New Jersey's highly developed farm-to-consumer culture takes care of this nicely. The state is dotted with real turkey farms—places where you can go, buy a freshly killed (or at least recently frozen) turkey at a price that's a bit more than the supermarket and more than a bit less than the fancy stores.
This past week I checked out Hinck's Turkey Farm in Manasquan, an area I didn't associate with farming at all. But having seen farms in the oddest places, I was ready for anything. What I found was an industrial building across from an outlet mall, with grazing animals—cows, goats, and chickens, but no turkeys—in a field on one side.
The attached building had been converted into a deli—but a very turkey-oriented deli. They had roast turkey legs and breasts, offered turkey sandwiches, and whole Thanksgiving-style turkey dinners. What I wanted—a whole, fresh turkey—was nowhere to be seen. When I asked if they had their own turkey farm or whole raw turkeys for sale, it was like giving the secret password.
With a look that said "I'll get you the real stuff," a woman behind the counter told me that fresh turkeys are available almost every day of the year for $2.95 a pound and typically run twelve to twenty-four pounds. Raising and processing occurred at a farm nearby that wasn't open to the public. I could, however, drive by and confirm that the turkeys were free-range.
I bought a thirteen pounder and headed home.
Back in the kitchen, I set my Hinck's turkey in a roasting pan. It was obvious that it wasn't a heritage breed; its shape was exactly the same as a bird from the supermarket. But taking a bite told a somewhat different story. The Hinck's turkey had real flavor—not the deep intensity of a heritage bird, but it wasn't bland or delicate like the supermarket stuff. Nor was it perfectly tender. It had a bit of grain, but still a real improvement over the supermarket product.

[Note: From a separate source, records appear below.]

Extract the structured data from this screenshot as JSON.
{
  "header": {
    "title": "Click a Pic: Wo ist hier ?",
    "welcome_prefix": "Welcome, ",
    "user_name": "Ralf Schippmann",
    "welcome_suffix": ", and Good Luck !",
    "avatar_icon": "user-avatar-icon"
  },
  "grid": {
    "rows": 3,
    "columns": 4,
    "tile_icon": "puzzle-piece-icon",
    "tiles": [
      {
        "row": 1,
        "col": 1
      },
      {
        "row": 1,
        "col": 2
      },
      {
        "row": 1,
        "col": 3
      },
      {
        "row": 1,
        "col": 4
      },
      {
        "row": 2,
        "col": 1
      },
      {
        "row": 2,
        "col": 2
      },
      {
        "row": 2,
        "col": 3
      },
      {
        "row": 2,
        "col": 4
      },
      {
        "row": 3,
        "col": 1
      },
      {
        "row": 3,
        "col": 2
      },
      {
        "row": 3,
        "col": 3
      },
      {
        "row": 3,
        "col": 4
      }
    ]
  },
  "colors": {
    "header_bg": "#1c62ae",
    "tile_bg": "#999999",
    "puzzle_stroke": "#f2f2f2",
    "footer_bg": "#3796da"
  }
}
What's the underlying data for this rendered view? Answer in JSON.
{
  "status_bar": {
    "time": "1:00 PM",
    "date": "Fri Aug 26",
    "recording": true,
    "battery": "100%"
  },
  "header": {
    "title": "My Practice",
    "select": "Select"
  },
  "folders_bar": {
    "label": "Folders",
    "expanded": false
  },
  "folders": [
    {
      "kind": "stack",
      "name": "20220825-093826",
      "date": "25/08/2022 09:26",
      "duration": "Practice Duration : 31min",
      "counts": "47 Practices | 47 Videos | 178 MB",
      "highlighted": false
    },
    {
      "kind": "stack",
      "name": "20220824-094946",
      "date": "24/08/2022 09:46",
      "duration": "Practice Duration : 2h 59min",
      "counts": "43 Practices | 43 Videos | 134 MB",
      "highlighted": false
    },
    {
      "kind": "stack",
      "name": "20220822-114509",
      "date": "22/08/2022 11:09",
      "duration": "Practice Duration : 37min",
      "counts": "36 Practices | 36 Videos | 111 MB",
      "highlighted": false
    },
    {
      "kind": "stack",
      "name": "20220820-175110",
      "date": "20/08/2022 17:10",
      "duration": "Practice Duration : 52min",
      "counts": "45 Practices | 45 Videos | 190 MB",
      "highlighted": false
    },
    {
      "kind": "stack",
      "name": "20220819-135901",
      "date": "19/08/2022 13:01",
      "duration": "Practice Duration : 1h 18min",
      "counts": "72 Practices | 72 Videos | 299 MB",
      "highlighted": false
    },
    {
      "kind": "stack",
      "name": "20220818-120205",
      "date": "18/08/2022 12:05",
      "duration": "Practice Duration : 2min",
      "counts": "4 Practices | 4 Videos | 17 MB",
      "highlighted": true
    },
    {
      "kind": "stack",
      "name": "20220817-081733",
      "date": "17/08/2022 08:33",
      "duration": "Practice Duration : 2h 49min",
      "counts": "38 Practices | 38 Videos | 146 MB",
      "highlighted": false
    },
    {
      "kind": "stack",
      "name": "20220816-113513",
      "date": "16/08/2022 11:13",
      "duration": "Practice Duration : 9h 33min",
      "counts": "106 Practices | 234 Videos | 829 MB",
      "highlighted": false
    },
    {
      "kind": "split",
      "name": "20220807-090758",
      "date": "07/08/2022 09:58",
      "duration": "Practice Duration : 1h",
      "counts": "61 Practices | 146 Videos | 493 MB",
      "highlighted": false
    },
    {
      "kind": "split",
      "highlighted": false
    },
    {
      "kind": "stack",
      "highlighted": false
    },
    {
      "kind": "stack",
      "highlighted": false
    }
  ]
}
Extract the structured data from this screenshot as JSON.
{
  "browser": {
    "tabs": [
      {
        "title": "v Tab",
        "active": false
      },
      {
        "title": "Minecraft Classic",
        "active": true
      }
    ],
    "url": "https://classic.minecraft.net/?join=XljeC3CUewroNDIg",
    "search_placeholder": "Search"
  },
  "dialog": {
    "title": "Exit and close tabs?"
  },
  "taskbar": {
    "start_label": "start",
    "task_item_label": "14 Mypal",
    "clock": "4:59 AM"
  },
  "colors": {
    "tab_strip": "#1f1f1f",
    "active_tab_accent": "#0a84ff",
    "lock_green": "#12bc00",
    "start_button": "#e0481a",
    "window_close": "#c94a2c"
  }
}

Is Hinck's a good choice for turkey shoppers? I think so. It's a good and decently priced alternative to the much cheaper mega-mart turkeys, and the elite products offered by other farms and specialty stores. My own opinion is that a roast turkey is an ideal meat for any sort of winter gathering. Less expensive that a large beef roast and more often grown locally, turkey can almost be thought of as a local New Jersey food. And there's no better place to buy one than a farm store like Hinck's.